January 28, 1982
Appeal from a judgment of the Supreme Court at Special Term (Cholakis, J.), entered July 21, 1981 in Albany County, which dismissed petitioner's application, in a proceeding pursuant to CPLR article 78, to annul a determination of respondents denying petitioner's request to participate in a temporary release program. Petitioner, an inmate at the Arthur Kill Correctional Facility, applied to the temporary release committee for furlough and work release. Having scored in the regular consideration range of the temporary release point system, based on criminal history and behavior while in custody, petitioner was interviewed by the committee. The committee denied petitioner's application and his administrative appeal was similarly denied. This proceeding ensued. Participation in a temporary release program is a privilege (Correction Law, § 855, subd 9), and in our view the scope of judicial review of a determination denying an inmate's participation in such a program is limited to whether respondents have violated any positive statutory requirement or denied a constitutional right of the inmate ( Matter of Rosati v Grenis, 50 A.D.2d 818) and whether respondents' determination is affected by irrationality bordering on impropriety (cf. Matter of Russo v. New York State Bd. of Parole, 50 N.Y.2d 69, 77). The fact that petitioner is an "eligible inmate" (Correction Law, § 851, subd 2) does not make him automatically entitled to temporary release, for the committee must first determine that temporary release is "consistent with the safety of the community and the welfare of the applicant" (Correction Law, § 855, subd 4). Based upon the fact that the crime for which defendant was incarcerated involved arson for the purpose of collecting insurance proceeds, which jeopardized the lives of the occupants of the building in which the fire was set, the committee determined that petitioner's release would not be consistent with the safety of the community.
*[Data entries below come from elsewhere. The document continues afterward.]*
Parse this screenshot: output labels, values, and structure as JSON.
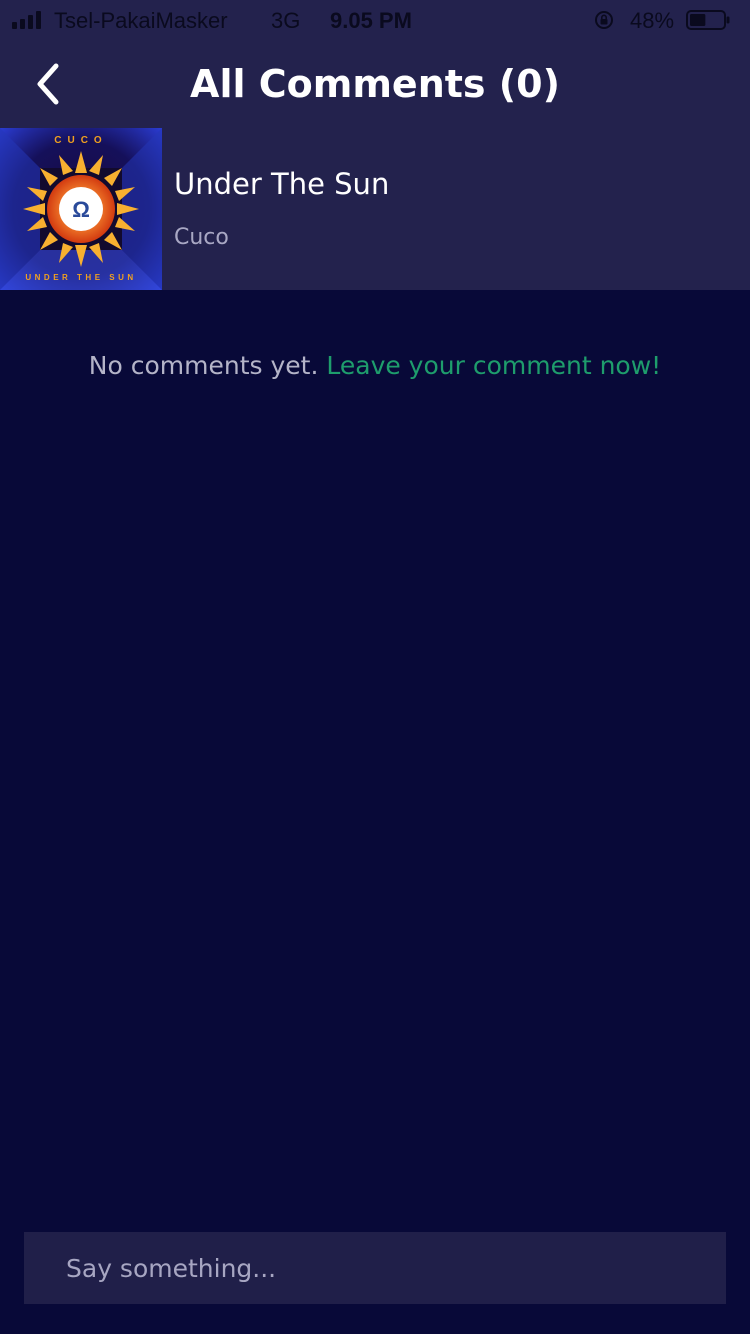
{
  "status_bar": {
    "carrier": "Tsel-PakaiMasker",
    "network": "3G",
    "time": "9.05 PM",
    "battery_percent": "48%",
    "battery_level": 0.48,
    "signal_bars": 4
  },
  "header": {
    "title": "All Comments (0)",
    "back_icon": "chevron-left-icon"
  },
  "song": {
    "title": "Under The Sun",
    "artist": "Cuco",
    "album_art": {
      "top_text": "CUCO",
      "bottom_text": "UNDER THE SUN"
    }
  },
  "empty_state": {
    "message": "No comments yet.",
    "link_text": "Leave your comment now!"
  },
  "comment_input": {
    "placeholder": "Say something..."
  },
  "colors": {
    "background": "#080938",
    "header_background": "#23224d",
    "accent_green": "#1e9d6c",
    "muted_text": "#b4b4c8"
  }
}
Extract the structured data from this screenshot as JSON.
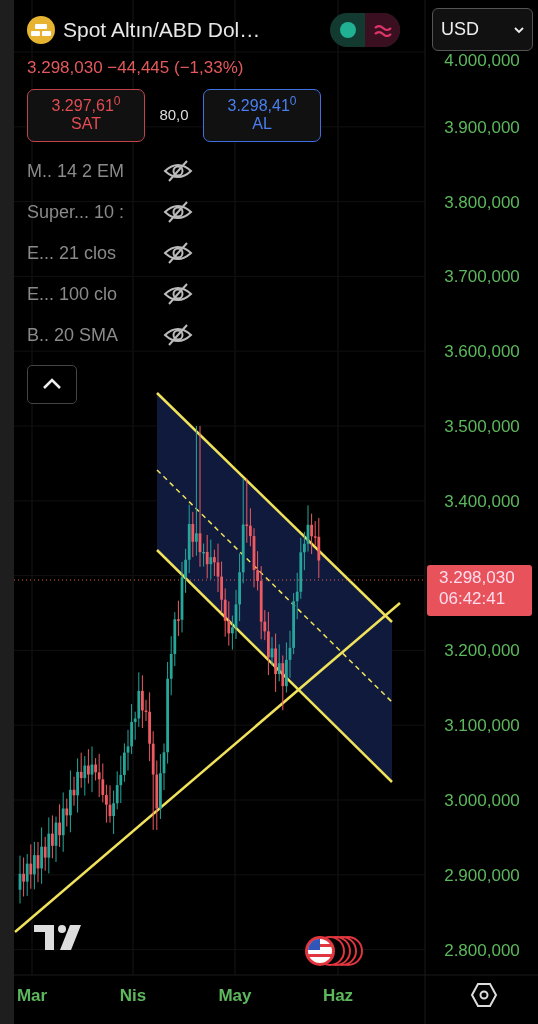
{
  "symbol": {
    "title": "Spot Altın/ABD Dol…",
    "price": "3.298,030",
    "change": "−44,445 (−1,33%)"
  },
  "market_status": {
    "open": true
  },
  "currency": {
    "value": "USD"
  },
  "sell": {
    "price": "3.297,61$^{0}$",
    "label": "SAT"
  },
  "spread": "80,0",
  "buy": {
    "price": "3.298,41$^{0}$",
    "label": "AL"
  },
  "indicators": [
    {
      "label": "M.. 14 2 EM",
      "visible": false
    },
    {
      "label": "Super... 10 :",
      "visible": false
    },
    {
      "label": "E...  21 clos",
      "visible": false
    },
    {
      "label": "E...  100 clo",
      "visible": false
    },
    {
      "label": "B.. 20 SMA",
      "visible": false
    }
  ],
  "legend_collapsed": false,
  "price_axis_upper": [
    "4.000,000",
    "3.900,000",
    "3.800,000",
    "3.700,000",
    "3.600,000",
    "3.500,000",
    "3.400,000"
  ],
  "price_axis_lower": [
    "3.200,000",
    "3.100,000",
    "3.000,000",
    "2.900,000",
    "2.800,000"
  ],
  "last_price": {
    "price": "3.298,030",
    "countdown": "06:42:41"
  },
  "time_axis": [
    "Mar",
    "Nis",
    "May",
    "Haz"
  ]
}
We see no basis for disturbing this determination. In its decision, the committee recognized petitioner's efforts to rehabilitate himself and his good prison record. Accordingly, there is no merit to petitioner's claim that the committee failed to consider relevant factors. Moreover, in the absence of any convincing showing to the contrary, it must be presumed that the relevant factors were considered (cf. Matter of Friedman v Hammock, 80 A.D.2d 976, 977). Finally, petitioner's conclusory allegations that the criteria for participation in the temporary release program have not been applied "evenhandedly" and that inmates with certain violent crimes are automatically excluded from consideration for temporary release are insufficient to provide a basis for judicial intervention. Judgment affirmed, without costs. Mahoney, P.J., Sweeney, Kane, Main and Casey, JJ., concur.